> hormones which the cat finds calming and may go some way to maeliorate
> the problem
>
> I hope you find a solution, your cat is obviously very unhappy and
> needs your help
> bookie

Hi Bookie

Thank you for your suggestions. I think a major contributary factor is
that the area where we live is becoming more built up and at least 3
new cats has moved into teh vicinity. We love our cat very much and
don't like to see her distressed. We are now trying a 'plug-in' room
fragancer placed near her basket which gives off the sent of a mother
cat and we are putting Valerian drops on her cushion. She seems to be
more settled but I think it will a long time before we see much
improvement.
LG

lyngiven
March 23rd 07, 10:36 AM
On Mar 20, 3:10 pm, "Rene S." > wrote:
> On Mar 20, 6:51 am, "lyngiven" > wrote:
>
> > Please can anyone suggest how a remedy to stop my 13 year old cat
> > overgrooming - to the point of baldness - over large sections of her
> > body. She has become very restless as well and is constantly meowing
> > for attention and food. she has also started to piddle inside the
> > house. she has been to teh vet on various ocassions but no successful
> > treatment has been found.
> > any advice would be gratefully received.
>
> > Lyngiven
>
> I agree with what bookie said, but I'd also suggest going to another
> vet and getting a second opinion. Have you had bloodwork done--it's
> possible she could have something like hyperthryoidism, easily treated
> with medication. Poor girl. She's obviously unhappy and is trying to
> get your attention the only ways she knows how.

Hi All
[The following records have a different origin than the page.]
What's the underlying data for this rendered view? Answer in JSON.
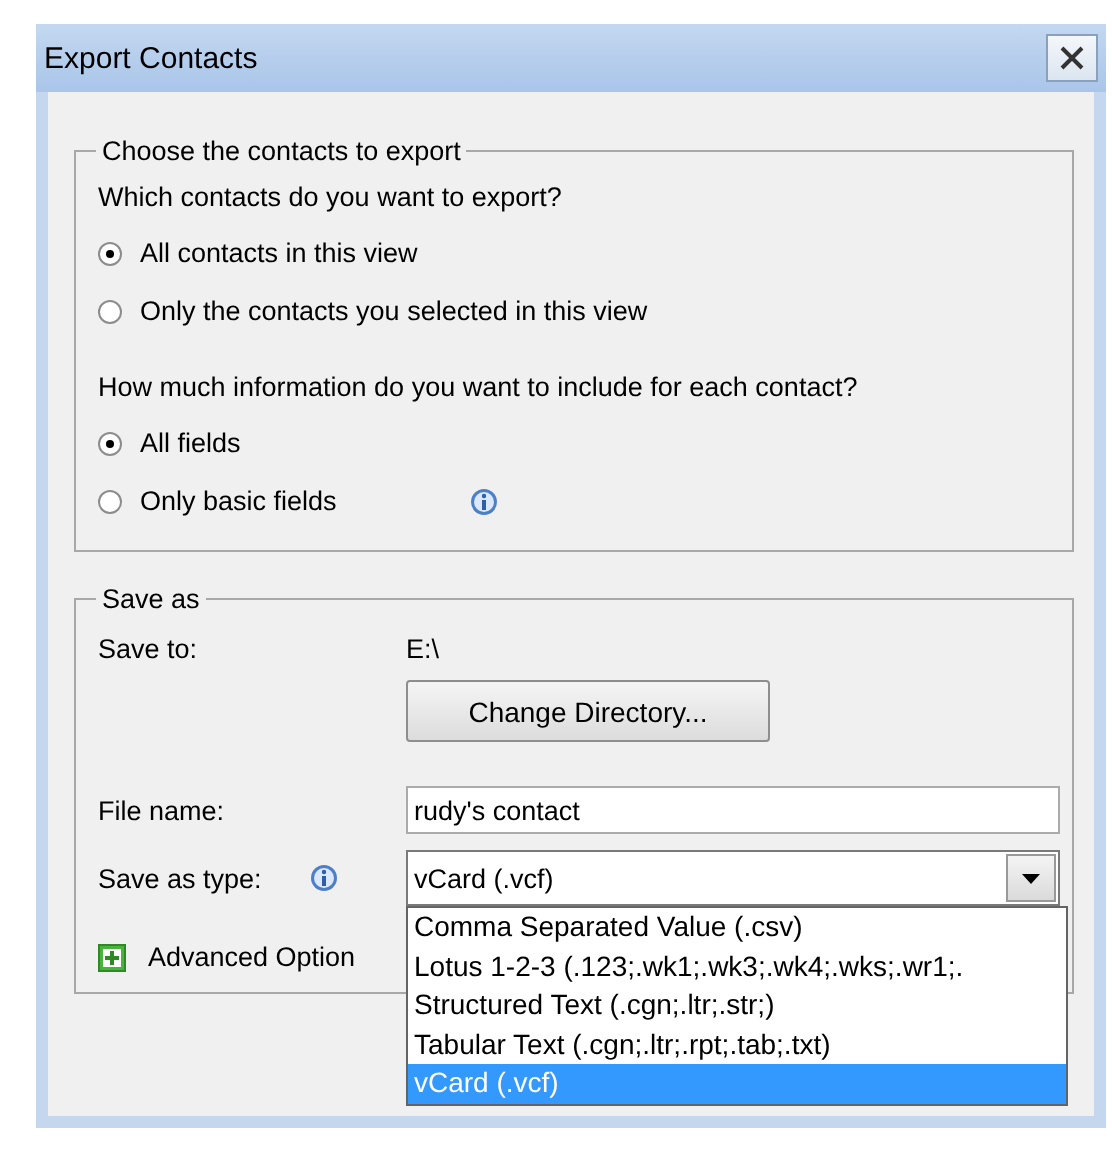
{
  "window": {
    "title": "Export Contacts"
  },
  "contacts_group": {
    "legend": "Choose the contacts to export",
    "question": "Which contacts do you want to export?",
    "options": [
      {
        "label": "All contacts in this view",
        "selected": true
      },
      {
        "label": "Only the contacts you selected in this view",
        "selected": false
      }
    ],
    "info_question": "How much information do you want to include for each contact?",
    "info_options": [
      {
        "label": "All fields",
        "selected": true,
        "info": false
      },
      {
        "label": "Only basic fields",
        "selected": false,
        "info": true
      }
    ]
  },
  "save_group": {
    "legend": "Save as",
    "save_to_label": "Save to:",
    "save_to_value": "E:\\",
    "change_button": "Change Directory...",
    "file_name_label": "File name:",
    "file_name": "rudy's contact",
    "type_label": "Save as type:",
    "type_value": "vCard (.vcf)",
    "type_options": [
      {
        "label": "Comma Separated Value (.csv)",
        "selected": false
      },
      {
        "label": "Lotus 1-2-3 (.123;.wk1;.wk3;.wk4;.wks;.wr1;.",
        "selected": false
      },
      {
        "label": "Structured Text (.cgn;.ltr;.str;)",
        "selected": false
      },
      {
        "label": "Tabular Text (.cgn;.ltr;.rpt;.tab;.txt)",
        "selected": false
      },
      {
        "label": "vCard (.vcf)",
        "selected": true
      }
    ],
    "advanced": {
      "label": "Advanced Option",
      "expanded": false
    }
  }
}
Thanks for this further advice. We have had bloodwork work done and
she has been put on a heart monitor. Your suggestion of
hyperthryoidism is interesting and I will ask the vet if this could be
a possibility. My think that the problem may be caused by hormnal
imbalance and I have noticed that seems to start up at this time of
the year and then fades during the autumn and disappears for the
winter.

It may be time to consult another vet.

LG